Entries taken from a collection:

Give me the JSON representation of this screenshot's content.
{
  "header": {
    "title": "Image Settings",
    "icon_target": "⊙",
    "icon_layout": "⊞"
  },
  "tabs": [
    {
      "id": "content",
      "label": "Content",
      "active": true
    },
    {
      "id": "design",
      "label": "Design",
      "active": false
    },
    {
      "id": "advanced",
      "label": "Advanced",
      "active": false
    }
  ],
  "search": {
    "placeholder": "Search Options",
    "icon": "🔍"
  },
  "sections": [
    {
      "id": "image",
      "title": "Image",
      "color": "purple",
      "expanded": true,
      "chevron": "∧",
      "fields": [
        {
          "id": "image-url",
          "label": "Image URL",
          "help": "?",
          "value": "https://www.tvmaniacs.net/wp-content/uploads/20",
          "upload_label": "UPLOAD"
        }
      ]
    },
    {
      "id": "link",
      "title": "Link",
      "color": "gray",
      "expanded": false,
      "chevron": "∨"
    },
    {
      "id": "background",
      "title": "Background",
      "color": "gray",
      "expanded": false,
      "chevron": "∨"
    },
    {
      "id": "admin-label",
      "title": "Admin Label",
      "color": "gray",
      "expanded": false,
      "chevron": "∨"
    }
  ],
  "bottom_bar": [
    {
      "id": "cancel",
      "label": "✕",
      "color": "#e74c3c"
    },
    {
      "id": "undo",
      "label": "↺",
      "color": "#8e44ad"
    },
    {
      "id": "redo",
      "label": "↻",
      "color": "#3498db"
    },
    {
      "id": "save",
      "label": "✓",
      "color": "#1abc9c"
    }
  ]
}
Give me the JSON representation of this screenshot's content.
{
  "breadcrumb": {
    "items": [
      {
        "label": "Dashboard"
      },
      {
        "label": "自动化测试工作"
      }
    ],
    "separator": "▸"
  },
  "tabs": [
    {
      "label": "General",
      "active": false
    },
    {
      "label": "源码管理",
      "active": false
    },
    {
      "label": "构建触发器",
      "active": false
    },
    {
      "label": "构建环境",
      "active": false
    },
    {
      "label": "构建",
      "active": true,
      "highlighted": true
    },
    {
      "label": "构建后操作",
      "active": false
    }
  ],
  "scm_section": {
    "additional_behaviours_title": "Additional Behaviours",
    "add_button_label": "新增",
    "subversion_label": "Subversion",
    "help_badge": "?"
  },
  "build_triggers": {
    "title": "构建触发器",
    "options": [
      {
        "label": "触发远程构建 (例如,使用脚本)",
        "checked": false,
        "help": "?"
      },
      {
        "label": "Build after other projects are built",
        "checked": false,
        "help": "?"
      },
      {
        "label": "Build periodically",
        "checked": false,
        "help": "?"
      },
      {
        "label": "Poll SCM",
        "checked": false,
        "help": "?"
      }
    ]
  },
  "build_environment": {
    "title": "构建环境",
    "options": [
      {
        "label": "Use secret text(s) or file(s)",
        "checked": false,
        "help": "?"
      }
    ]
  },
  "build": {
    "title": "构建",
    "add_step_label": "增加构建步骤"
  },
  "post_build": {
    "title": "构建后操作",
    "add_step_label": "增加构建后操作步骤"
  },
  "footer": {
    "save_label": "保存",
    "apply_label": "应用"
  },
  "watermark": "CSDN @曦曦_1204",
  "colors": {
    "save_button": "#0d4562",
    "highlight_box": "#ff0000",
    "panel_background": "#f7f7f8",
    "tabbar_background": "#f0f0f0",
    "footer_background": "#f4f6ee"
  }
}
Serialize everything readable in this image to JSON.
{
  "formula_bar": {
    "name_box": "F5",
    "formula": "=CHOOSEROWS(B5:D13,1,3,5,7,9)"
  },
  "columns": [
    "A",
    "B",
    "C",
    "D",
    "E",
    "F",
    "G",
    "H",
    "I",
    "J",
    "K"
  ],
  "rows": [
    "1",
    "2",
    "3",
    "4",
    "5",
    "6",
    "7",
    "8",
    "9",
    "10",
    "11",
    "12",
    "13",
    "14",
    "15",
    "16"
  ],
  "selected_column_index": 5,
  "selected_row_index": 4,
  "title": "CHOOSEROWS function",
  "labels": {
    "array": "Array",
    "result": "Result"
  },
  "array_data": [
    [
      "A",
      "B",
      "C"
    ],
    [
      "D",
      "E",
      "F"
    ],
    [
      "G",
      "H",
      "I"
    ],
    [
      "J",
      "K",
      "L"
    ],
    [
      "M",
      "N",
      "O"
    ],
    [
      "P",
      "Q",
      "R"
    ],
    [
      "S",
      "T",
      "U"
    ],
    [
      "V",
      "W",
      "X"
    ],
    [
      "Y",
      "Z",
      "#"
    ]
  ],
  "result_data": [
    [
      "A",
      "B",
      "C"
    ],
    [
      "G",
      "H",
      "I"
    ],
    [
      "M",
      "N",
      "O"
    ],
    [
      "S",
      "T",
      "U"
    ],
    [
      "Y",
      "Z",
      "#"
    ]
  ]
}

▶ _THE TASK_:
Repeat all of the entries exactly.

▶ _RESPONSE_:
Give me the JSON representation of this screenshot's content.
{
  "header": {
    "title": "Image Settings",
    "icon_target": "⊙",
    "icon_layout": "⊞"
  },
  "tabs": [
    {
      "id": "content",
      "label": "Content",
      "active": true
    },
    {
      "id": "design",
      "label": "Design",
      "active": false
    },
    {
      "id": "advanced",
      "label": "Advanced",
      "active": false
    }
  ],
  "search": {
    "placeholder": "Search Options",
    "icon": "🔍"
  },
  "sections": [
    {
      "id": "image",
      "title": "Image",
      "color": "purple",
      "expanded": true,
      "chevron": "∧",
      "fields": [
        {
          "id": "image-url",
          "label": "Image URL",
          "help": "?",
          "value": "https://www.tvmaniacs.net/wp-content/uploads/20",
          "upload_label": "UPLOAD"
        }
      ]
    },
    {
      "id": "link",
      "title": "Link",
      "color": "gray",
      "expanded": false,
      "chevron": "∨"
    },
    {
      "id": "background",
      "title": "Background",
      "color": "gray",
      "expanded": false,
      "chevron": "∨"
    },
    {
      "id": "admin-label",
      "title": "Admin Label",
      "color": "gray",
      "expanded": false,
      "chevron": "∨"
    }
  ],
  "bottom_bar": [
    {
      "id": "cancel",
      "label": "✕",
      "color": "#e74c3c"
    },
    {
      "id": "undo",
      "label": "↺",
      "color": "#8e44ad"
    },
    {
      "id": "redo",
      "label": "↻",
      "color": "#3498db"
    },
    {
      "id": "save",
      "label": "✓",
      "color": "#1abc9c"
    }
  ]
}
Give me the JSON representation of this screenshot's content.
{
  "breadcrumb": {
    "items": [
      {
        "label": "Dashboard"
      },
      {
        "label": "自动化测试工作"
      }
    ],
    "separator": "▸"
  },
  "tabs": [
    {
      "label": "General",
      "active": false
    },
    {
      "label": "源码管理",
      "active": false
    },
    {
      "label": "构建触发器",
      "active": false
    },
    {
      "label": "构建环境",
      "active": false
    },
    {
      "label": "构建",
      "active": true,
      "highlighted": true
    },
    {
      "label": "构建后操作",
      "active": false
    }
  ],
  "scm_section": {
    "additional_behaviours_title": "Additional Behaviours",
    "add_button_label": "新增",
    "subversion_label": "Subversion",
    "help_badge": "?"
  },
  "build_triggers": {
    "title": "构建触发器",
    "options": [
      {
        "label": "触发远程构建 (例如,使用脚本)",
        "checked": false,
        "help": "?"
      },
      {
        "label": "Build after other projects are built",
        "checked": false,
        "help": "?"
      },
      {
        "label": "Build periodically",
        "checked": false,
        "help": "?"
      },
      {
        "label": "Poll SCM",
        "checked": false,
        "help": "?"
      }
    ]
  },
  "build_environment": {
    "title": "构建环境",
    "options": [
      {
        "label": "Use secret text(s) or file(s)",
        "checked": false,
        "help": "?"
      }
    ]
  },
  "build": {
    "title": "构建",
    "add_step_label": "增加构建步骤"
  },
  "post_build": {
    "title": "构建后操作",
    "add_step_label": "增加构建后操作步骤"
  },
  "footer": {
    "save_label": "保存",
    "apply_label": "应用"
  },
  "watermark": "CSDN @曦曦_1204",
  "colors": {
    "save_button": "#0d4562",
    "highlight_box": "#ff0000",
    "panel_background": "#f7f7f8",
    "tabbar_background": "#f0f0f0",
    "footer_background": "#f4f6ee"
  }
}
Serialize everything readable in this image to JSON.
{
  "formula_bar": {
    "name_box": "F5",
    "formula": "=CHOOSEROWS(B5:D13,1,3,5,7,9)"
  },
  "columns": [
    "A",
    "B",
    "C",
    "D",
    "E",
    "F",
    "G",
    "H",
    "I",
    "J",
    "K"
  ],
  "rows": [
    "1",
    "2",
    "3",
    "4",
    "5",
    "6",
    "7",
    "8",
    "9",
    "10",
    "11",
    "12",
    "13",
    "14",
    "15",
    "16"
  ],
  "selected_column_index": 5,
  "selected_row_index": 4,
  "title": "CHOOSEROWS function",
  "labels": {
    "array": "Array",
    "result": "Result"
  },
  "array_data": [
    [
      "A",
      "B",
      "C"
    ],
    [
      "D",
      "E",
      "F"
    ],
    [
      "G",
      "H",
      "I"
    ],
    [
      "J",
      "K",
      "L"
    ],
    [
      "M",
      "N",
      "O"
    ],
    [
      "P",
      "Q",
      "R"
    ],
    [
      "S",
      "T",
      "U"
    ],
    [
      "V",
      "W",
      "X"
    ],
    [
      "Y",
      "Z",
      "#"
    ]
  ],
  "result_data": [
    [
      "A",
      "B",
      "C"
    ],
    [
      "G",
      "H",
      "I"
    ],
    [
      "M",
      "N",
      "O"
    ],
    [
      "S",
      "T",
      "U"
    ],
    [
      "Y",
      "Z",
      "#"
    ]
  ]
}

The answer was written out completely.